BEGIN

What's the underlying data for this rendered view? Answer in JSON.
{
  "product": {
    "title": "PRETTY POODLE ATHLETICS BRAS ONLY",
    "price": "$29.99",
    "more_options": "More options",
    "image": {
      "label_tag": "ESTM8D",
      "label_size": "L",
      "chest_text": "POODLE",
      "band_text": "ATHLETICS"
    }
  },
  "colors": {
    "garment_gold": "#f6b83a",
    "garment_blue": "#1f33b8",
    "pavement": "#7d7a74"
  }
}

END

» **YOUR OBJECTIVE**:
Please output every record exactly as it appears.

» **TASK ANSWER**:
What's the underlying data for this rendered view? Answer in JSON.
{
  "product": {
    "title": "PRETTY POODLE ATHLETICS BRAS ONLY",
    "price": "$29.99",
    "more_options": "More options",
    "image": {
      "label_tag": "ESTM8D",
      "label_size": "L",
      "chest_text": "POODLE",
      "band_text": "ATHLETICS"
    }
  },
  "colors": {
    "garment_gold": "#f6b83a",
    "garment_blue": "#1f33b8",
    "pavement": "#7d7a74"
  }
}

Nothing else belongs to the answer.